By Sholom Aleichem
Hey. I’m breaking with my trend here of talking about movies to tell you about the best damn author that ever lived. Then I’ll ramble on about unimportant stuff like I usually do.
I’m not talking about Chuck Palahniuk, or Mario Puzo, or Mark Twain, or any of a billion other names that rank as some of my favorite authors. I’m talking about Sholom frickin’ Aleichem. Uh, frickin’ isn’t his middle name, I just was emphasizing it. His name is Sholom Aleichem. Well, his real name is Shalom Rabinowitz, but we’ll call him by his nickname. He’s been called the Jewish Mark Twain, the Jewish Dickens… but he’s got his own style. It’s sardonic, it’s touching, it’s innocent, it’s wry, it’s clever.
But don’t take my word for it! Read some of these books!
Tevye’s daughters and Tevye the dairy-farmer are quite possibly his most famous books. I am re-reading them now and I laugh at the little jokes and it pulls at my heart every time. You may not know them by these names, because it was later adapted into a stage musical called Fiddler on the Roof. While I don’t normally enjoy musicals, I really liked the way it was adapted when I saw it done in High School, then again when I got the VHS copy with Topol as Tevye. The music is catchy, classic, and the stories (for the most part) stay accurate to the book. The only thing I don’t like is that they portrayed Tevye throughout the story as wishing he could be rich, when Sholem makes such a big deal of Tevye having given up on the rich life in the first chapter. The stories are told in Tevye’s narrative, as if directly to Mr. Aleichem. His daughters and Tevye’s attempts to marry them off get more and more radical and against the norms of his culture as they progress. Tevye, through his quotes and parables, tries to make sense of the world, overall and more specific to his situations.

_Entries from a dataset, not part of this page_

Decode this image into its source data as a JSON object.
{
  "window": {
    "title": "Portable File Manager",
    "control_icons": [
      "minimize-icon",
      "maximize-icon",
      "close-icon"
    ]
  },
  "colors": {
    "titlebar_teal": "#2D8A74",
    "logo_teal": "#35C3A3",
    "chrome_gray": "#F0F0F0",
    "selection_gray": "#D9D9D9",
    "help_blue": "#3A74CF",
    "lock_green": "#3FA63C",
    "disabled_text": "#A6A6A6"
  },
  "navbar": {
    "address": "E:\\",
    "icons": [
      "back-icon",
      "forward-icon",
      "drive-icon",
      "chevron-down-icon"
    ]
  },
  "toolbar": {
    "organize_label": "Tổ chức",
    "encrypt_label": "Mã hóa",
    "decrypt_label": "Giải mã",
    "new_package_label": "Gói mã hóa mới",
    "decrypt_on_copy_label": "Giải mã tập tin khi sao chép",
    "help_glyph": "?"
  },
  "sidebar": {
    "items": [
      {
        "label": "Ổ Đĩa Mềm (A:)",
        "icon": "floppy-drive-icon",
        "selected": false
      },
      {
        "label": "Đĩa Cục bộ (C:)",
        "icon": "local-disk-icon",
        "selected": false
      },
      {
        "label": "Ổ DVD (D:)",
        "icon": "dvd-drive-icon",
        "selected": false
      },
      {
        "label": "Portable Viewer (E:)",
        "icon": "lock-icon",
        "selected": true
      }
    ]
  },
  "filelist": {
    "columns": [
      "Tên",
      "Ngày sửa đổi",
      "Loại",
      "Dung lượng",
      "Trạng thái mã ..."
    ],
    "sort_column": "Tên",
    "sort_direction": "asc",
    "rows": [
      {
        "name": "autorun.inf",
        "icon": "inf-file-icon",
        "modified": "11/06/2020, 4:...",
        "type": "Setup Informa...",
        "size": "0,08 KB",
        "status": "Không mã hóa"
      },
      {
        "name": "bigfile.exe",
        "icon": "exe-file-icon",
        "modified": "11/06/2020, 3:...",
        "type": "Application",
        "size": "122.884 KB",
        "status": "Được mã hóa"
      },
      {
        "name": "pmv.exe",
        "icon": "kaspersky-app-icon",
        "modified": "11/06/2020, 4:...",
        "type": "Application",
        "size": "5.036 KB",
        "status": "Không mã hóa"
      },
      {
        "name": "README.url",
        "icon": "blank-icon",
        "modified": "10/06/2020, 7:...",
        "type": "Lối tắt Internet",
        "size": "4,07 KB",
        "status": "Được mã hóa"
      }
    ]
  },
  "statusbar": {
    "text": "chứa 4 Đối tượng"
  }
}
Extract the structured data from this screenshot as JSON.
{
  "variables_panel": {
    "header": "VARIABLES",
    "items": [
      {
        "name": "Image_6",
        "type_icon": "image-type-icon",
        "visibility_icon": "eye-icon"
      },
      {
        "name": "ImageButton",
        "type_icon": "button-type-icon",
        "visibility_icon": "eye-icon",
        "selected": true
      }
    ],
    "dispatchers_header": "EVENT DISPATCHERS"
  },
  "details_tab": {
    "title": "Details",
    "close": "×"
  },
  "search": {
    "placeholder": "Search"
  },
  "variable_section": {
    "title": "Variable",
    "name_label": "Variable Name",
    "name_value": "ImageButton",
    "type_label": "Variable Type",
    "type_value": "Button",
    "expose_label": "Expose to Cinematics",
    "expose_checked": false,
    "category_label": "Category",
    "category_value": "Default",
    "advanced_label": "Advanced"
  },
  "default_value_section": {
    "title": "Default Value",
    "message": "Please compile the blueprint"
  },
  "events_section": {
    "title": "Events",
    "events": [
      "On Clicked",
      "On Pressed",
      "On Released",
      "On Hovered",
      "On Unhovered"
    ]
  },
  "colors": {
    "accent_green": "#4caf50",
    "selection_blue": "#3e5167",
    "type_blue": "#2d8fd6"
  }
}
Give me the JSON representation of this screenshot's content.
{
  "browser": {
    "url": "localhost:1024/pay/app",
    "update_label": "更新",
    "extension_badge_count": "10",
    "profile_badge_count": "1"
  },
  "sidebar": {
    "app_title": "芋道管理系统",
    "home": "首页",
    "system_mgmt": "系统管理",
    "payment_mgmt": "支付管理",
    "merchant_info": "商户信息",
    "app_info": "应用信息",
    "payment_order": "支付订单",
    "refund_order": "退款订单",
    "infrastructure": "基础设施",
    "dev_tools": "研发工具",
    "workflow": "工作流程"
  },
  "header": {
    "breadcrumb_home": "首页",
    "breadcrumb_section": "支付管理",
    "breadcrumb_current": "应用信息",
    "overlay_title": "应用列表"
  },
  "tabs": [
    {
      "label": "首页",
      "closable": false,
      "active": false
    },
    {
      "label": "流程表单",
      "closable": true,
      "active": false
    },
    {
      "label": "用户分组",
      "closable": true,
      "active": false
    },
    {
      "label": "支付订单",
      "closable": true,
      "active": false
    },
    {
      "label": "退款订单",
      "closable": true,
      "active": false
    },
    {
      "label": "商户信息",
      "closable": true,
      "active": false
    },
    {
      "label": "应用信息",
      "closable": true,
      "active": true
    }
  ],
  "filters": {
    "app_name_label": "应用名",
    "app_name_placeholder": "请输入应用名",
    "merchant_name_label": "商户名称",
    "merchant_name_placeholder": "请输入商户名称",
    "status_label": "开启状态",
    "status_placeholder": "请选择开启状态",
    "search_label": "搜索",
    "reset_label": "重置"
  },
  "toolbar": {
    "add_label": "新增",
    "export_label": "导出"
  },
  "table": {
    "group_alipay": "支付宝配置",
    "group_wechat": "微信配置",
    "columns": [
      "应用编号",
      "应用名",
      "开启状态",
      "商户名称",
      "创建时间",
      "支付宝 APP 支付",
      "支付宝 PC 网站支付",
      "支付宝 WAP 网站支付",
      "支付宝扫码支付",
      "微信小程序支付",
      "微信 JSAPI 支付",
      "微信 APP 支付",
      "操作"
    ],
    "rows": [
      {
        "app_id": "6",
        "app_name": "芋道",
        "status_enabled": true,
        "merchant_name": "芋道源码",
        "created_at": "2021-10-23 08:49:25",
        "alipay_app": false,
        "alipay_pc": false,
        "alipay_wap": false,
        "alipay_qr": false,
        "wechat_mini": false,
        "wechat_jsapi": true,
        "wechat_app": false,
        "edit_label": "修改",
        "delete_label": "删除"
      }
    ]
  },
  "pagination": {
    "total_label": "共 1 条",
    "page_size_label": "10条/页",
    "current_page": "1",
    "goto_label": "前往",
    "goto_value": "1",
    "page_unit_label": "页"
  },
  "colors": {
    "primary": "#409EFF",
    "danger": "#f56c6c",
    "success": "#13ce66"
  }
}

As much as I love Tevye as the foolish/wise, constantly quoting character, these are not my favorite books. My all-time favorite is by far, Mottel the Cantor’s Son. The back of the book describes Mottel as a “Yiddish Hick Finn.” Don’t judge the book by its back cover, though. He can be described this way, for there are some parallels. For example, Huck’s youth keeps him blissfully ignorant and innocently questioning such issues as racism. Mottel also doesn’t quite understand why the Russians or gentiles or other people hate the Jews. Also, both Huck and Mottel are mischievous and fun-loving. But the comparisons end there. Mottel seems more motivated by artistic creativity and a hedonistic love of life than Huck’s sense of adventure or to go to places unknown. Mottel loves to draw, to write, to sing. Although Mottel’s adventures equal Huck’s, the decision is motivated by his older brother and family members. He doesn’t have the compulsion to run off to live on his own. In fact, he sees his mother as a great protector. In his travels from Russia to America, we get a clever glimpse of the world at that time through the eyes of a growing child. Sadly, Sholem died writing this book, and it ends rather abruptly. That is, it has no ending. Still, I highly recommend it.
As a nice contrast to Mottel’s innocent take on the world, read the adventures of Menachem-Mendel. Menachem-Mendel is a young Jewish man who travels the world, to America and back, finally ending up in Warsaw. There he gets a job in a newspaper office. We see his radical points of view on the world as published in the newspaper. Very compelling taken alone, but the humor of the book comes in his wife’s letters back to him. Witty, clever, and with that clarity that only a woman can provide, it is also interesting to note that her opinions never get published.
Song of Songs is a sweet and innocent little book that I love, but in all honesty I didn’t finish. I should go find my own copy and read it.